Vanderbilt, AstraZeneca collaborate on new COVID-19 antibody researchJun. 9, 2020, 12:36 PM
By Bill Snyder
Vanderbilt University and the global biopharmaceutical company AstraZeneca have signed a new agreement that will enable AstraZeneca to advance two coronavirus-neutralizing antibodies discovered by the Vanderbilt Vaccine Center (VVC) into clinical development as a potential combination therapy for the prevention and treatment of COVID-19.
The agreement announced today builds on the recent collaboration between AstraZeneca, Vanderbilt University and Vanderbilt University Medical Center (VUMC). The VVC is part of VUMC, while ownership of “inventions” by VUMC’s employees is assigned to Vanderbilt University (VU) under an intellectual property and associated technology transfer agreement between VU and VUMC.
After evaluating the ability of more than 1,500 monoclonal antibodies to bind and neutralize the COVID-19 virus, SARS-CoV-2, in the laboratory, AstraZeneca signed an exclusive license to six candidate antibodies in Vanderbilt’s portfolio. The company plans to progress two of these antibodies into clinical evaluation as a combination approach within the next two months.
The antibodies target two distinct parts of the surface “spike” protein that enables the virus to bind to and fuse with the host cell membrane. The goal is to neutralize the virus and to limit its ability to infect healthy cells.
“By combining two monoclonal antibodies that bind to distinct parts of the SARS-CoV-2 spike protein into what potentially could be a single preventative therapy, we hope to improve its effectiveness in neutralizing the virus,” said Mene Pangalos, AstraZeneca’s Executive Vice President for BioPharmaceuticals R&D.
“This collaboration helps ensure potential medicines that can prevent or treat COVID-19 are accelerated as quickly and safely as possible,” he said.
“AstraZeneca is a great partner to take some of our lead antibodies into the clinic rapidly and safely because of their deep experience in developing antibodies for human use,” said VVC Director James Crowe, Jr., MD. “Their robust manufacturing and testing capacity are just what is needed in this moment of global crisis.”
Currently there is no effective treatment or vaccine to stop the spread of SARS-CoV-2, which as of today had infected nearly 7 million people worldwide and caused more than 400,000 deaths, 113,000 of them in the United States.

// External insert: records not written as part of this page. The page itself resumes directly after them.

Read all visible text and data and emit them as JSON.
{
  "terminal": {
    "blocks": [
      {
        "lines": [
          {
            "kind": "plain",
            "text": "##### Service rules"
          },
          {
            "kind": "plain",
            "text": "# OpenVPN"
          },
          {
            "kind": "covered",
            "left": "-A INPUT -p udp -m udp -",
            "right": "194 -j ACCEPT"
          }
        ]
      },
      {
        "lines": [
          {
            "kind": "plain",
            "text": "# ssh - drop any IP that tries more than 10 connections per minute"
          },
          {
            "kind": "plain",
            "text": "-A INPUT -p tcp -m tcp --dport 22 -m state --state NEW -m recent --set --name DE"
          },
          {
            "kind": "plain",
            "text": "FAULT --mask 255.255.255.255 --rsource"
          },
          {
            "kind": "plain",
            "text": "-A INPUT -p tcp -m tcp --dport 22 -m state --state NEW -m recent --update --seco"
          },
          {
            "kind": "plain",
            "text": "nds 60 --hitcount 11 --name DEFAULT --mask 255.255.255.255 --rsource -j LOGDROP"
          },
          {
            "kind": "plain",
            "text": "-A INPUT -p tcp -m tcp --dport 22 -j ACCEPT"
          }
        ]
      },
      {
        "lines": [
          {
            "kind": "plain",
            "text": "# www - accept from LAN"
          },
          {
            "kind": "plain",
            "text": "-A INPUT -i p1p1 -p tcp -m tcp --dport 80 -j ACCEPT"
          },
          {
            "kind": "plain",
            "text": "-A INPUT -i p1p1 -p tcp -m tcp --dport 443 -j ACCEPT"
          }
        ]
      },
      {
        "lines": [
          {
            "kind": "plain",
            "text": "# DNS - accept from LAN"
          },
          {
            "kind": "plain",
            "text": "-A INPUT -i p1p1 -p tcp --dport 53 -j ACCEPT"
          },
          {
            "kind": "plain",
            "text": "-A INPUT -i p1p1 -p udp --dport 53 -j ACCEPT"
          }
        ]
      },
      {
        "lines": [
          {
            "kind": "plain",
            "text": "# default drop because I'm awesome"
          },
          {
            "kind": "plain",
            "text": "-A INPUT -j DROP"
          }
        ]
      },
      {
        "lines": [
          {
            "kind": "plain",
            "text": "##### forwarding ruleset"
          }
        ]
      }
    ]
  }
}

VVC researchers have developed techniques for rapidly isolating clones of white blood cells that make antibodies targeting specific viral proteins. In the laboratory, these “monoclonal” antibodies are then comprehensively examined to identify those rare antibodies with a laser-like focus for finding — and neutralizing — a specific virus.
For the past three months Crowe, Associate VVC Director Robert Carnahan, PhD, and their colleagues have been working around the clock with an international team of academic, governmental and industry partners to identify and analyze antibodies against SARS-CoV-2.
Last month the Vanderbilt researchers reported preliminary findings that potent neutralizing antibodies recognizing unique sites of the spike protein protected mice from consequences of SARS-CoV-2 infection, preventing severe weight loss and reducing viral burden and inflammation in the lung.
The report, which was posted online by the preprint server bioRxiv and which has not yet been peer-reviewed, notes that because the virus can mutate, antibody-based treatments will need to target multiple sites on the spike protein.
“We strongly believe the future of infectious disease treatment will increasingly involve rationally designed therapeutic antibody cocktails like those we have designed with our partners for SARS-CoV-2,” Carnahan said. “It has never been more important to both rapidly provide a treatment option and to ensure that it also has future utility as the virus evolves.”
In theory, these antibodies could be given as injections to prevent infection, and also to treat and prevent disease progression in people who have already been exposed or infected.
AstraZeneca has stated that the aim of giving two monoclonal antibodies in combination is to increase the efficacy of treatment and reduce the impact of any mutations of the SARS-CoV-2 virus. The Vanderbilt antibodies will be engineered using AstraZeneca proprietary technology to extend their longevity in the body.
Major funding sources for the VVC include the Defense Advanced Research Projects Agency of the U.S. Department of Defense, the National Institute of Allergy and Infectious Diseases, part of the National Institutes of Health, and the Dolly Parton COVID-19 Research Fund at Vanderbilt.
Crowe holds the Ann Scott Carell Chair in the Departments of Pediatrics and Pathology, Microbiology and Immunology in the Vanderbilt University School of Medicine. Carnahan is an associate professor of Pediatrics.
Other Vanderbilt co-authors were Seth Zost, PhD, Pavlo Gilchuk, PhD, Elad Binshtein, PhD, Joseph Reidy, Andrew Trivette, Rachel Nargi, Rachel Sutton, Naveen Suryadevara, PhD, Taylor Jones, Samuel Day and Luke Myers.